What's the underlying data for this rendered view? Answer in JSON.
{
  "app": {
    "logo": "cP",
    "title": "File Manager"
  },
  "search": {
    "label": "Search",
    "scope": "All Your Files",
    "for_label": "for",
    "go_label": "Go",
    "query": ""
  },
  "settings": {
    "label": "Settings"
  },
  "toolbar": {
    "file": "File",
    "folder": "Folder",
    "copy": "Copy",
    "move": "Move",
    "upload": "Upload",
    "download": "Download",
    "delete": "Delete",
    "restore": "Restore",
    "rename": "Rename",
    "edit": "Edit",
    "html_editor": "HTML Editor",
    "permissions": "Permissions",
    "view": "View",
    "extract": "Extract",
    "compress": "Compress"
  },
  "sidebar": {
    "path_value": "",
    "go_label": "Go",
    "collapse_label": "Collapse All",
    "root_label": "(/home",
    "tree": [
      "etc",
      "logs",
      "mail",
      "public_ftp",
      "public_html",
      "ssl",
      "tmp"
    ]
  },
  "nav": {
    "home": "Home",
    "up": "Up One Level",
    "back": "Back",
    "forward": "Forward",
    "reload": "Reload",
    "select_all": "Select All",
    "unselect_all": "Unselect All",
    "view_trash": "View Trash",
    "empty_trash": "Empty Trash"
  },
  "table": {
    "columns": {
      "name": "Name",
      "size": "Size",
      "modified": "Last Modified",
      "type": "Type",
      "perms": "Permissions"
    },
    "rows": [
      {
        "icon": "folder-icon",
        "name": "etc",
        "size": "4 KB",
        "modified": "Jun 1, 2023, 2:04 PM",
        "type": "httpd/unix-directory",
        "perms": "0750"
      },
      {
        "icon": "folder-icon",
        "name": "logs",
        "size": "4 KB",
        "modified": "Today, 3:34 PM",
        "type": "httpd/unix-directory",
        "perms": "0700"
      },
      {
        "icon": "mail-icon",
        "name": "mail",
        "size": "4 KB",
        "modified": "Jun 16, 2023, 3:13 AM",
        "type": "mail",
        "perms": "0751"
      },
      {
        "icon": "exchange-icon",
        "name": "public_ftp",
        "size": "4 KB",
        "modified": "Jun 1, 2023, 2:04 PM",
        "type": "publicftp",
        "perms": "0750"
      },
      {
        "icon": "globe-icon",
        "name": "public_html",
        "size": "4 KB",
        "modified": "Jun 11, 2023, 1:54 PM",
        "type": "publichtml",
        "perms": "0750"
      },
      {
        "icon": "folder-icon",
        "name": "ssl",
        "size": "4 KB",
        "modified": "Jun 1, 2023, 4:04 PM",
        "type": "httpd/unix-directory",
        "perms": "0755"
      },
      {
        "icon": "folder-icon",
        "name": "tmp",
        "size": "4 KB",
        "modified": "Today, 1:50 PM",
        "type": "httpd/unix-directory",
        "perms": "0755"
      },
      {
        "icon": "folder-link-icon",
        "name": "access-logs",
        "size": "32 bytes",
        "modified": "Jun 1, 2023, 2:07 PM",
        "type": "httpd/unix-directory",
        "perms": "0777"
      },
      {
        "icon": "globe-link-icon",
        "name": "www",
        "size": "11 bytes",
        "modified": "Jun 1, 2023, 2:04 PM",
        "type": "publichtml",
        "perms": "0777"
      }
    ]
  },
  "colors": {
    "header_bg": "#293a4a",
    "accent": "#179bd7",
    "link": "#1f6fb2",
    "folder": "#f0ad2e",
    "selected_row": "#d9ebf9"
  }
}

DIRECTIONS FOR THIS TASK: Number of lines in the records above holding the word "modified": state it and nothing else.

SOLUTION BELOW: 10